> Problem requirements
Once you find a line containing the word "permissions" in the entries below, copy it.

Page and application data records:
%%
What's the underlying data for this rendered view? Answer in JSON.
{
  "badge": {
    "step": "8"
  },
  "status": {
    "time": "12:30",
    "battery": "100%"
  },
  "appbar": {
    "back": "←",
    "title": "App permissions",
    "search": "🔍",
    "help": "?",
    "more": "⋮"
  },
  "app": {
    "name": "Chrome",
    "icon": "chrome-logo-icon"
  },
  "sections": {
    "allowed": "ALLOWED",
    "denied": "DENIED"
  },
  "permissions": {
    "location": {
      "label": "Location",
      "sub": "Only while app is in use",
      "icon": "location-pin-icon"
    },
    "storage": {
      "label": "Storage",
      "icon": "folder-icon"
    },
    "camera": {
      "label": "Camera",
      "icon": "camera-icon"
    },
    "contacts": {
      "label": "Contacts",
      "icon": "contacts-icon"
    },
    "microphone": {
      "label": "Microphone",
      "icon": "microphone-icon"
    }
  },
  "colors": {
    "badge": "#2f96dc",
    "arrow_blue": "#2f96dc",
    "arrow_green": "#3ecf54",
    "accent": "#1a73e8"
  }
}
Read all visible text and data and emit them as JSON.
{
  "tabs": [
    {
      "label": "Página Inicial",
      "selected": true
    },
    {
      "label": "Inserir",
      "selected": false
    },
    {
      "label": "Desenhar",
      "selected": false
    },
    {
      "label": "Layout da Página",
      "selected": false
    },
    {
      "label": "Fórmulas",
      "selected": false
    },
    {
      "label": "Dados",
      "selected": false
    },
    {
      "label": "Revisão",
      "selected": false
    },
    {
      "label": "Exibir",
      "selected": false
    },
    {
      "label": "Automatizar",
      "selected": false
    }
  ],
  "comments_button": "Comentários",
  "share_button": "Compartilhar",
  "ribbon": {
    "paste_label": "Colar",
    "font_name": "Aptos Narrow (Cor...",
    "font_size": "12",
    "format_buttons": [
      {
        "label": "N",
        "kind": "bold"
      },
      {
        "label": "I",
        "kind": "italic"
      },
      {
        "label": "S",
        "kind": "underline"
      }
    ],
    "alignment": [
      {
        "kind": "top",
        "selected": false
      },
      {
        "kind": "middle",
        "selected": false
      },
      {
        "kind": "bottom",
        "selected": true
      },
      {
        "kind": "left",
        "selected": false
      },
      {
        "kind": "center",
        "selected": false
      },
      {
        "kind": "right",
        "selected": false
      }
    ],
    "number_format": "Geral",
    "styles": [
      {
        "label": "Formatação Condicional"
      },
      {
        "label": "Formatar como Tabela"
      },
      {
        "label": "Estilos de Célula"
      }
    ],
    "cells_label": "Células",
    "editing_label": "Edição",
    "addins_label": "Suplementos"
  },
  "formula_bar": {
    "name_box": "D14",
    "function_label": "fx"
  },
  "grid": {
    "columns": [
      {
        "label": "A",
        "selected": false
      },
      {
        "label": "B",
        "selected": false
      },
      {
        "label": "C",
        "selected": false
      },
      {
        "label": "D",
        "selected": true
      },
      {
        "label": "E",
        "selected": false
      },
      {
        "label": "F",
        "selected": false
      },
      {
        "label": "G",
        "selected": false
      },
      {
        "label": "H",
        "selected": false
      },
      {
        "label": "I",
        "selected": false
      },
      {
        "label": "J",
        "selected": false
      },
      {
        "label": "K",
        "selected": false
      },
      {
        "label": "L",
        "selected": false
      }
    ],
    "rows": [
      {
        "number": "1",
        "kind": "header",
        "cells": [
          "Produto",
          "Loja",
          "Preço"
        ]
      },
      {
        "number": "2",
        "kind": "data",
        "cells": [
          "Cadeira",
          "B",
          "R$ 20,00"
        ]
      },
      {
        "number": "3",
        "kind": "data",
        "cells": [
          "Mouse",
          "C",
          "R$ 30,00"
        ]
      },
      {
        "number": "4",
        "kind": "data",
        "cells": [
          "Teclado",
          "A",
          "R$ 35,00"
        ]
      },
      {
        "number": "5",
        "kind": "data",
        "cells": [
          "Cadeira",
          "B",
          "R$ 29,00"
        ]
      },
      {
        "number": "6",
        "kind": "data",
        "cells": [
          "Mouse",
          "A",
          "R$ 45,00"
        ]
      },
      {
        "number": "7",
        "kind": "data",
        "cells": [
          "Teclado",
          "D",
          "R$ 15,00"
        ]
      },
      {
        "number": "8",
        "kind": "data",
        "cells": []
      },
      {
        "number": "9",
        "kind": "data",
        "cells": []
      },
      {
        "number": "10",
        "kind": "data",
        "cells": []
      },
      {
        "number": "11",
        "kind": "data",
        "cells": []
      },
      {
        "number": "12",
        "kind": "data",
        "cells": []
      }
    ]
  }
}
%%
> Result below
    "title": "App permissions",
  "permissions": {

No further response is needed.